Short, grey-haired and wearing his trademark bicycle- wheel spectacles, the 59-year- old Oe emerged from his house with a shy smile. He looked more like a benign academic than a tormented novelist who has written about some of mankind's darkest moments.

Kenzaburo Oe is a singular figure in Japanese literature. A student of Sartre and the existentialists, and deeply affected by the atomic bombing of Japan, he somehow came to find meaning in his life through the experience of raising a son born with brain damage, who frequently slips into a remote world of autism. But the boy, Hikari, has turned out to be a gifted classical musician, and father and son have grown up together, relying on each other for artistic inspiration and even for the courage to live.

Hikari (the name means 'light') was born in 1963 with a growth on his skull. Surgeons removed the growth, but the operation left the baby's brain damaged, and his father had to resist doctors who advised him to allow the child to die.

Handicapped children face enormous stigma in Asia, and are usually kept behind closed doors because they are seen to bring shame upon the family. In many cases they are quietly killed soon after birth.

Oe defied the doctors' advice, and the right of a handicapped child to live became the subject of one of his most powerful novels, A Personal Matter, published in 1964.

In the book, the fight over whether the baby should live takes place in the mind of the father, who is initially horrified that his son is deformed. The obstetrician asks him coldly whether he wants 'to see the goods', and the father begins to regard the baby with its grotesquely swollen skull as a vegetable, a 'deadly cactus' that needs to be disposed of.

But after seeking sexual refuge with an old girlfriend, the father realises that he cannot keep running away forever, and that his own life has no great overriding purpose that needs to be protected from the disruption of bringing up a handicapped child.

'Living with Hikari changed my literature and changed my life,' Oe said last week. 'He was born when I was 28. I was an immature type before then, merely using my head when writing . . . I found myself deadlocked. I might have ended up committing suicide, because I was in a bind.'

The Hiroshima atomic bomb was detonated less than 100 miles from his home village when he was 10 years old, and as Oe grew up in post-war Japan, a sense of impending world doom hung over him.

Pulled down to earth by the practical needs and problems of Hikari's upbringing, he found an unexpected source of hope and humanity in the otherwise bleak landscape of the nuclear age. He has since written a series of novels dealing with the search for meaning in life after the Hiroshima bombing.

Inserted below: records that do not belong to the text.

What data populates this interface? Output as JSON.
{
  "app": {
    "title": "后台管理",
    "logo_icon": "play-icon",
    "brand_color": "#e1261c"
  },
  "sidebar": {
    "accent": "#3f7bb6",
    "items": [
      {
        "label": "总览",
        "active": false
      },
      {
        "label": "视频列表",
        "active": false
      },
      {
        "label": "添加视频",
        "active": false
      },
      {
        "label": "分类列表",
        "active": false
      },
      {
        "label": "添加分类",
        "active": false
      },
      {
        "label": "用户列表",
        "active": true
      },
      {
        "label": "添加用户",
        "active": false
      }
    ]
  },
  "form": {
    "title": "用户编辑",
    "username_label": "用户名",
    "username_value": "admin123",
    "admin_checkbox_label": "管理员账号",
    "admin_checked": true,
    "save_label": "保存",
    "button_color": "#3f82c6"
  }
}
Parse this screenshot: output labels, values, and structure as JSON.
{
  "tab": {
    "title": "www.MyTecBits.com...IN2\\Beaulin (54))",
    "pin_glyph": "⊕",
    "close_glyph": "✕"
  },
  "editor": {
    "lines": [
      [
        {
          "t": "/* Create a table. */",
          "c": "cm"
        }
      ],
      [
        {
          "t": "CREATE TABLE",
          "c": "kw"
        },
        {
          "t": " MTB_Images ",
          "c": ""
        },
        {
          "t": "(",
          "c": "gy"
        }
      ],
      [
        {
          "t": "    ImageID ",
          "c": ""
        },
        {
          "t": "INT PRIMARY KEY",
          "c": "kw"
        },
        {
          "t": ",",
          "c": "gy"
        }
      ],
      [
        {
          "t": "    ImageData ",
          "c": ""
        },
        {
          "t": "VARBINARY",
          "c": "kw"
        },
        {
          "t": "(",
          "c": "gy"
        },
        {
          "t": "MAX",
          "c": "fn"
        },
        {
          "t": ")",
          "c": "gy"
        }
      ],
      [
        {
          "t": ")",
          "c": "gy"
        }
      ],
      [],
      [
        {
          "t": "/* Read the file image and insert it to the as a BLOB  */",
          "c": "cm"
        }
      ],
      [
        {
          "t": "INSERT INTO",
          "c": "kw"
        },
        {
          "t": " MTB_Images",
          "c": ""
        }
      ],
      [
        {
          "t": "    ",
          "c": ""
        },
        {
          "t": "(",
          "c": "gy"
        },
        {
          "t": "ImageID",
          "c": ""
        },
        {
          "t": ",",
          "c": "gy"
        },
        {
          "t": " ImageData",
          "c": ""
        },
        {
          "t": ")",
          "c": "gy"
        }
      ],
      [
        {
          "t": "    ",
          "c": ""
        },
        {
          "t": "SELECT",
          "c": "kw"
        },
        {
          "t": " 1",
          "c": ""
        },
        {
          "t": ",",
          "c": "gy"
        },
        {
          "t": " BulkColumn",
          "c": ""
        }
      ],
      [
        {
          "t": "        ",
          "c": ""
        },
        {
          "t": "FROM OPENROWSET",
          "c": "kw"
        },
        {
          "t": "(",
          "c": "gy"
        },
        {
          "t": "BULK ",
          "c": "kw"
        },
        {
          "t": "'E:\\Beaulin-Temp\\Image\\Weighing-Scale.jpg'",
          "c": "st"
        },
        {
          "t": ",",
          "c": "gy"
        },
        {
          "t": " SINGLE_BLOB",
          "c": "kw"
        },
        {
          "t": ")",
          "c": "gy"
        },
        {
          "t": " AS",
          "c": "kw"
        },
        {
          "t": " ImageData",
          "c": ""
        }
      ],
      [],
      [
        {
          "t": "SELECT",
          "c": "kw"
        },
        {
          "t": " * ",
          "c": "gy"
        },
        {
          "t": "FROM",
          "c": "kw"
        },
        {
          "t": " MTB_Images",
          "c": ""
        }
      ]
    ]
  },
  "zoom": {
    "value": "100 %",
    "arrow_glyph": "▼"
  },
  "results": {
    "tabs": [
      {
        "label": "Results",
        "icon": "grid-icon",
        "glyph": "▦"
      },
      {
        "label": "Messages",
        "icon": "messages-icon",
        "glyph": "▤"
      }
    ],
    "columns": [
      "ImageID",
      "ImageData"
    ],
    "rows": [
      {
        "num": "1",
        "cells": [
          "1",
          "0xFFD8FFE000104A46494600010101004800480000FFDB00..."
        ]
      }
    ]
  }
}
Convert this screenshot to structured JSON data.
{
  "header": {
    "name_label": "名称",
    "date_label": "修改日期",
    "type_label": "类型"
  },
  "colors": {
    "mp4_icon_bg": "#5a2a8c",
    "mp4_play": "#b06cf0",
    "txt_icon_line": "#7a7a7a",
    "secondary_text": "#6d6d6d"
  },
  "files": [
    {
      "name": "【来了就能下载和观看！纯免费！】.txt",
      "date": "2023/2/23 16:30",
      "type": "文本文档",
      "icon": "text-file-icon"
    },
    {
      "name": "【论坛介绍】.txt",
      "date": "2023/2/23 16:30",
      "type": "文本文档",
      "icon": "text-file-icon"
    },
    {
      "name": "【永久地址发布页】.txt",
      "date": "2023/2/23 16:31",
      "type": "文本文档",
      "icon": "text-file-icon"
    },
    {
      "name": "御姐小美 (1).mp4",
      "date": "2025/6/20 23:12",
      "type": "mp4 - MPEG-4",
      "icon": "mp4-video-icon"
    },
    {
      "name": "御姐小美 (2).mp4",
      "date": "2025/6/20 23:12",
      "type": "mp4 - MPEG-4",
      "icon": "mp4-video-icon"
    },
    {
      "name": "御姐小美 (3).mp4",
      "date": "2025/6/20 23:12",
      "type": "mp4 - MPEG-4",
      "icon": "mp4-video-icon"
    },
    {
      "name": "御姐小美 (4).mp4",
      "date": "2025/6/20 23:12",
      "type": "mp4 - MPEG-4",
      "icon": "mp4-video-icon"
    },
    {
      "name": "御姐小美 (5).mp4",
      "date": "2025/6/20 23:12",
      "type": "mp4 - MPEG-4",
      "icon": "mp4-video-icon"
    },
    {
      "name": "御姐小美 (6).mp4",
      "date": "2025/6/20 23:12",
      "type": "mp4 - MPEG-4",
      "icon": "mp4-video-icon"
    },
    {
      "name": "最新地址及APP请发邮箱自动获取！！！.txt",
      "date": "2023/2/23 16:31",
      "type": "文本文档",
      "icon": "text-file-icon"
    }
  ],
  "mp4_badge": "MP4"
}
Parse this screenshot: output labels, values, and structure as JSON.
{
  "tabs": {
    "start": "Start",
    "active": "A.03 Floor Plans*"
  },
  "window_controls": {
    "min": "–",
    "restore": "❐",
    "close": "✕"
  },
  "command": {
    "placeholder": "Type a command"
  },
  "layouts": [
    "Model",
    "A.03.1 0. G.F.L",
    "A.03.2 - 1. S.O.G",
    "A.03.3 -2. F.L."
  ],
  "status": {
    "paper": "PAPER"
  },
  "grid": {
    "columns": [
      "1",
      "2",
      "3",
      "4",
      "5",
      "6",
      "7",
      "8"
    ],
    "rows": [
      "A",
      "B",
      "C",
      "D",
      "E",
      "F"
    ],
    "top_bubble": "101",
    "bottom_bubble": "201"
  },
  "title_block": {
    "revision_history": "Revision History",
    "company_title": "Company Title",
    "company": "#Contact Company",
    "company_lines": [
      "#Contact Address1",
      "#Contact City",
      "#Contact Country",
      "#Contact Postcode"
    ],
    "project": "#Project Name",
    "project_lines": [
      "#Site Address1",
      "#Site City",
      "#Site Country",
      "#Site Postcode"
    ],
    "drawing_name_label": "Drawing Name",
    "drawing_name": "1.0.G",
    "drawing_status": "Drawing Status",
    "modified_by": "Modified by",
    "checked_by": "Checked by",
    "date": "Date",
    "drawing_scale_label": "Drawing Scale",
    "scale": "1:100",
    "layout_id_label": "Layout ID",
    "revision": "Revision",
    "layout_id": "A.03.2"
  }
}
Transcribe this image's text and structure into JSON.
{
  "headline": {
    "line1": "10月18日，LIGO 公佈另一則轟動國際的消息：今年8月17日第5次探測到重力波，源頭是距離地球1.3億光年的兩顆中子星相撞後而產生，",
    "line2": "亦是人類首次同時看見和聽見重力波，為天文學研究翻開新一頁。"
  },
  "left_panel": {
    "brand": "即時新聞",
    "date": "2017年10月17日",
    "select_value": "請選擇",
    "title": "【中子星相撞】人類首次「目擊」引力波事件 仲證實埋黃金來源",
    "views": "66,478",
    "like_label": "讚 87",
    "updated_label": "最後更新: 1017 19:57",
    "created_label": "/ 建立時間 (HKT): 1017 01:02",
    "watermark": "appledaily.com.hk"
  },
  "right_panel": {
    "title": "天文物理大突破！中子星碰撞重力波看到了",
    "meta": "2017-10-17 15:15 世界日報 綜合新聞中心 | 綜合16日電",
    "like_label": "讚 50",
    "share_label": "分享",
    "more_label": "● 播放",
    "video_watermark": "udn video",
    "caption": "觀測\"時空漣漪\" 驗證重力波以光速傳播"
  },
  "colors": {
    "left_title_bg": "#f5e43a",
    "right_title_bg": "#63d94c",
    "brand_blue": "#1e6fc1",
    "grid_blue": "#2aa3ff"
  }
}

Meanwhile, the young Hikari blossomed. Musical ability seems to reside in a different part of the brain to language, and although Hikari has never learnt to speak properly, he displayed musical talent from an early age. At the age of 10 he started composing with the help of his piano teacher.

He has now released two CDs, the first of which sold 80,000 copies and won a Japan Golden Disc award. The second was released last month, and Hikari now seems to have established himself as a composer. 'Hikari cannot express himself through words, but his music sounds as if it is healing us,' his father said before one of his son's recent concerts.

Now that his son has begun recording music, Oe is ready to stop writing for a while - despite winning the Nobel Prize. 'I have been writing for the sake of my son . . . and he is now capable of expressing himself without any help from me. If ever there was a reason for me to stop writing novels, that would be it.'

(Photograph omitted)